Your credit score is an important reflection of your financial health.
Long a staple in establishing credit and insurance rates, credit scores are increasingly being used by everyone from potential employers to landlords to evaluate stability and financial health.
Credit scoring is a system of statistically analyzing credit reports. It provides a simple, three-digit score comparing an individual's past and current credit performance to that of similar consumers. Your credit score provides lenders and other potential creditors a quick and fairly objective way to assess your creditworthiness—or, put another way, the likelihood that you will pay them back.
A favorable credit report generally leads to a higher credit score, which opens doors to more borrowing options including lower interest rates.
Borrowing money often involves a major purchase, like a home or car. Most of us shop around for the home or car, but not everyone does the same when it comes to a loan.
Once you've got your credit ducks in a row, probably the very best thing you can do is obtain financing before you start shopping for that new car or home.
House or car shopping is much more fun than crunching loan numbers, but shopping for a loan could save you thousands of dollars as well as untold time, effort and stress.
Understanding Your Credit Report
How to Establish Credit
What is My Credit Score?
What is a Credit Report?
Tips for Improving Your Credit Score
Why Pay Off Your Credit Cards Each Month?
How to Dispute Credit Report Errors

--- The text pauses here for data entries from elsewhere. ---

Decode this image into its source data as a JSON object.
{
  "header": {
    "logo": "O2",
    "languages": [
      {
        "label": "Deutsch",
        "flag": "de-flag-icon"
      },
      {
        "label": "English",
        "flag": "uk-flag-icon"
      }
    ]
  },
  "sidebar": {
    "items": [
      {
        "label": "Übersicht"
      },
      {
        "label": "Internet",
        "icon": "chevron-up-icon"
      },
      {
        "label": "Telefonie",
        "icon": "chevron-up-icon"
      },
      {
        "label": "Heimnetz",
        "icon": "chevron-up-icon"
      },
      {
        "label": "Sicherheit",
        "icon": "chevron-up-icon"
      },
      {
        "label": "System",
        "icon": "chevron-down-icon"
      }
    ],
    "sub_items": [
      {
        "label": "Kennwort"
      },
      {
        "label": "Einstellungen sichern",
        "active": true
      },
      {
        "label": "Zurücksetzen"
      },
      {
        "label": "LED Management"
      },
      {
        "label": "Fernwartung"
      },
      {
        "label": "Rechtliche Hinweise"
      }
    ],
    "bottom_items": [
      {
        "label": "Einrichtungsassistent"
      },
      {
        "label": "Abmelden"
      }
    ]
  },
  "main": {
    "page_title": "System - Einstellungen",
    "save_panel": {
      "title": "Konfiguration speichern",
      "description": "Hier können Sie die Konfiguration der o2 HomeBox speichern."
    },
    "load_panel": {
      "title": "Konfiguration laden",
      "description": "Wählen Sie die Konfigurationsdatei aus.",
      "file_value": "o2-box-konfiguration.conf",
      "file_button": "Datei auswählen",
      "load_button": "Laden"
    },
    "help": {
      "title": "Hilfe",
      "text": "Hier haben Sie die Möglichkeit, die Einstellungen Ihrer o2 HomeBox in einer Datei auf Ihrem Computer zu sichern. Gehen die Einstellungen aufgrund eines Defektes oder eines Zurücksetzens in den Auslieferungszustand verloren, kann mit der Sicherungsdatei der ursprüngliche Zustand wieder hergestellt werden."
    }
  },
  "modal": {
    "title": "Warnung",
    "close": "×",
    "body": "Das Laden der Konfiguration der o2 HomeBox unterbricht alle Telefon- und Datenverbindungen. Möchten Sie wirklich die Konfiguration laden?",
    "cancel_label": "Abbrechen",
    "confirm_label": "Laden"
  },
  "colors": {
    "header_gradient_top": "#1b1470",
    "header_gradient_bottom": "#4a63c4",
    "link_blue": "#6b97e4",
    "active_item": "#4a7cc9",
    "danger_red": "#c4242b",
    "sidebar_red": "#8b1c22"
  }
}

SECU is not responsible for the content or availability of linked sites. Please be advised that SECU does not represent either the third party or you, the member, if you enter into a transaction. Further, the privacy and security policies of the linked sites may differ from those practiced by SECU. Please consult the privacy disclosures on this site for further information. Complaints or concerns about this site should be directed to email@example.com.